I mean, probably. It's tropical, we're surrounded by water all the time. We have amazing beaches. I think you can get [the vibe] from our music. Reggaeton comes from happiness, dancing and a tropical [place]. All these combinations come into play. I think it helped a lot to have that essence in me before going into working on it. I think it was a huge component of being able to do it successfully.
Can you tell us anything more about the approach you use for the soundtrack?
I wanted to stay true to the franchise. Who SpongeBob is. You have all of these specific theme songs in the opening and during the end. So you have a lot of special things to work with. If you have the tools and the studio gave us all the tools to work with. As soon as we started with the first one, which was, "Agua," the ball started rolling. Ideas and, "We can use this sound or this melody and combine it with these types of drums or this type of groove and basslines. And this artist will be perfect for this." So it was just an amazing, fun process of coming up with ideas. Knowing what the franchise is about and who could really deliver that message.
Has it been tough getting used to the new normal as you continue making music?
For me, the first couple two or three weeks were a bit difficult because we were dependent on our creativity and when you have your mind in so many different things on what is happening, what's going to happen, how long is this going to happen? It was just a sense of not knowing. I feel like the creativity wasn't there, and after a while, I just settled. I got a little bit, not used to, but I started understanding a bit more that we're going to be here for a while. We just need to make the most out of this. I think it brought me back a little bit to my beginnings when I started to produce music, it was just me and my room and my mom's house and having all these ideas and coming up with four or five beats in a single day. It's just you by yourself, you're not with the artists in the studio. You will probably focus on one song the whole day. It just felt cool to go back to that essence of trading ideas and having instrumentals to show to the artists or talking with them through texts and seeing where they're at, what they're looking for and being able to sit down, relax and just create. We're usually in the studio all the time anyways, so I think it's been easier for me than probably other people in their jobs or their careers.
When you were a teen working with Luny Tunes, did you ever think you would get to this point where you are now?

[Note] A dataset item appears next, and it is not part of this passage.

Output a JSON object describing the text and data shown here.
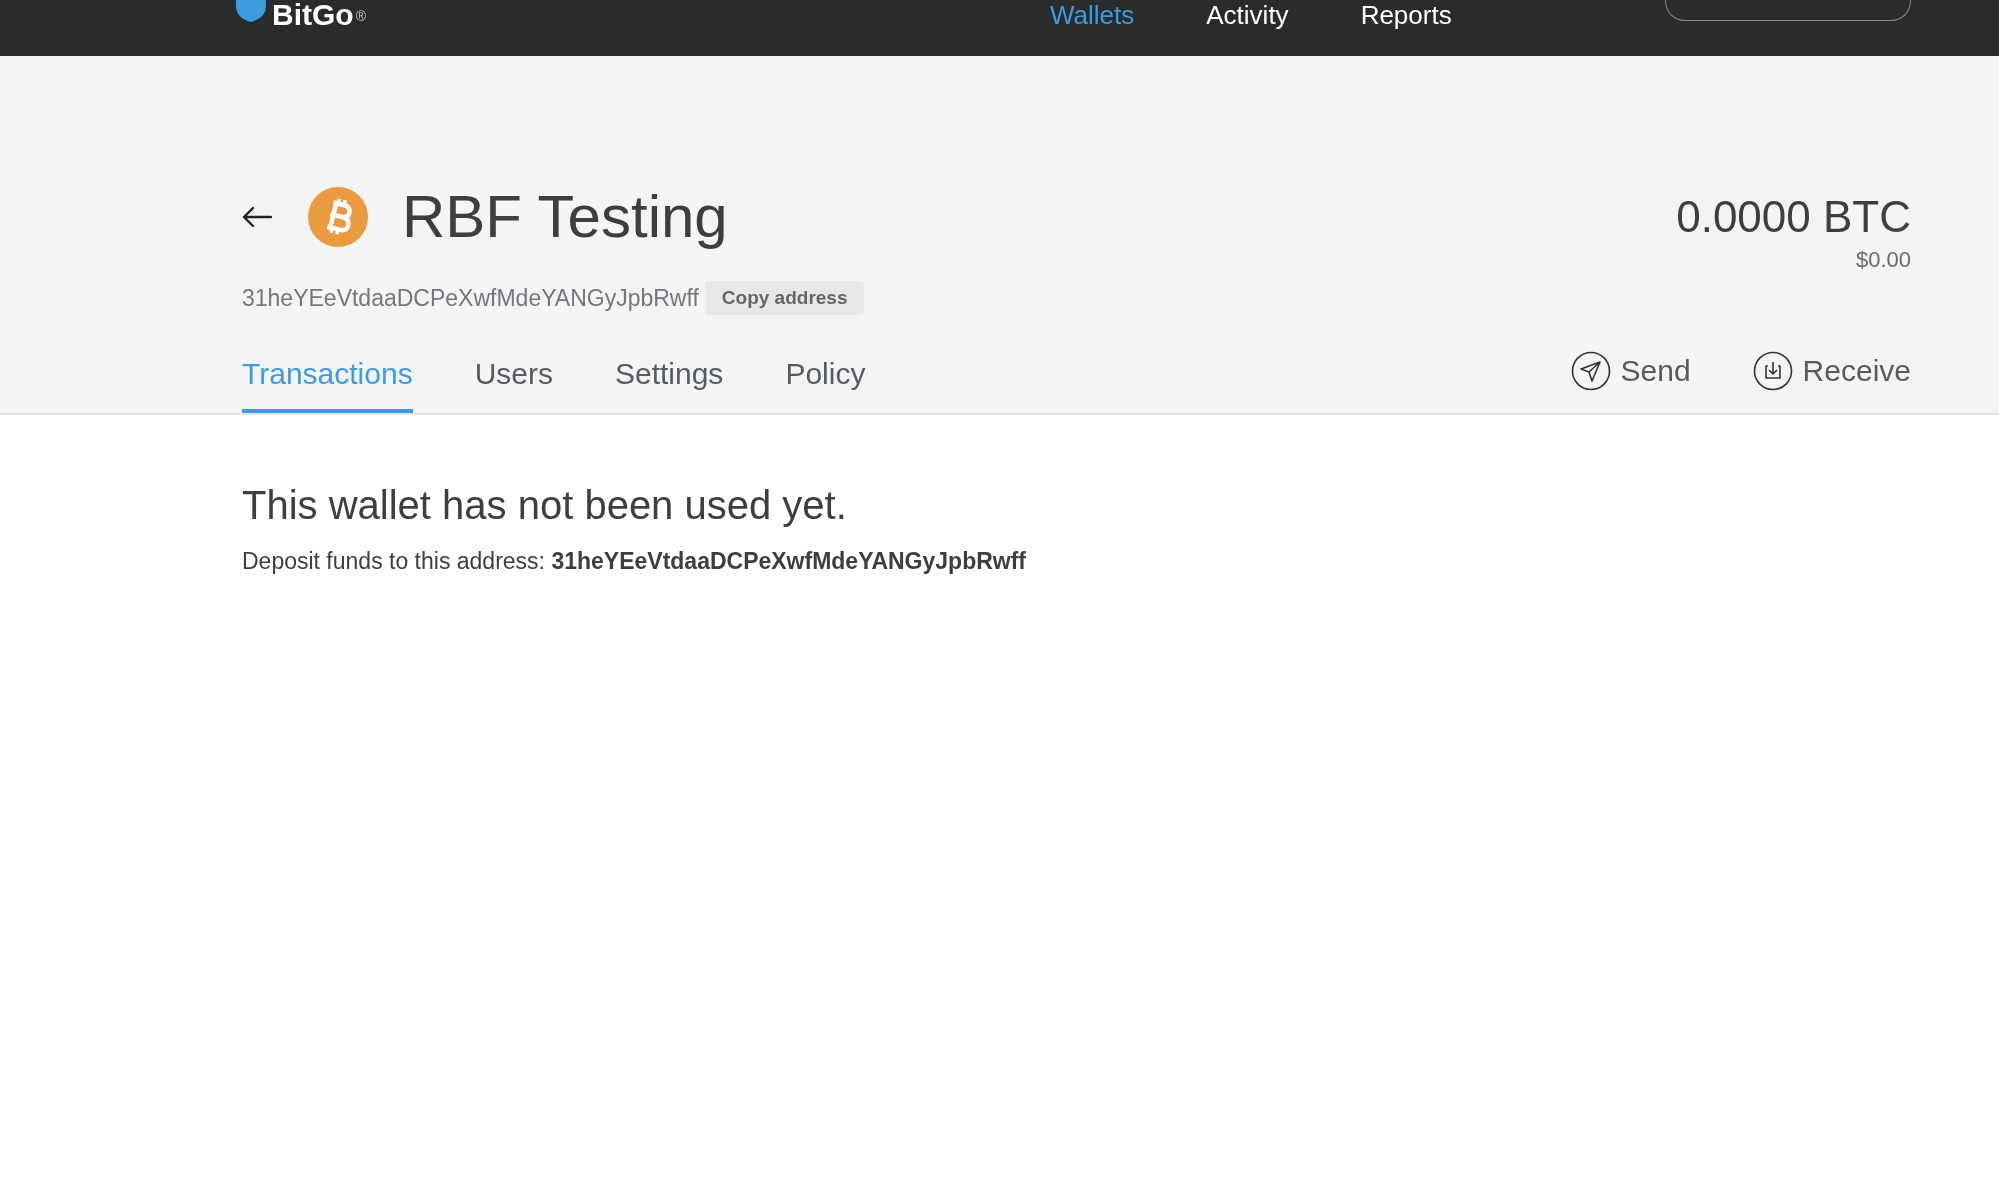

No. Never, never in a million years. I sit back sometimes and try to watch where my mind was when I start working. I mean, most of the things that I've been able to achieve or do at this point, they didn't seem like a possible thing. My thing was to have Luny Tunes [be] what I'm doing and appreciate it. That, to me, was one of the goals. Having Wisin Y Yandel or Daddy Yankee say that what I'm doing is dope and give me an opportunity and being able to work in this and not just do it as a hobby—I think those were my goals. Then, learning about certain things, you start to get a little bit of more achievements. But I mean, there's a lot that didn't even seem possible to me. Being on the Hot 100 of Billboard, to me, that's something that, us as Latinos, weren't even able to be on. Our chart was the Hot Latin songs. It's an amazing accomplishment, but it's something that we didn't have in mind because I thought it wasn't possible. Thank God and thanks to the artists, I've been able to be there and have a number one song. It just goes to show you that when you just keep pushing and working and putting your heart into it, you can accomplish things that you didn't even think of. I'm super happy and grateful.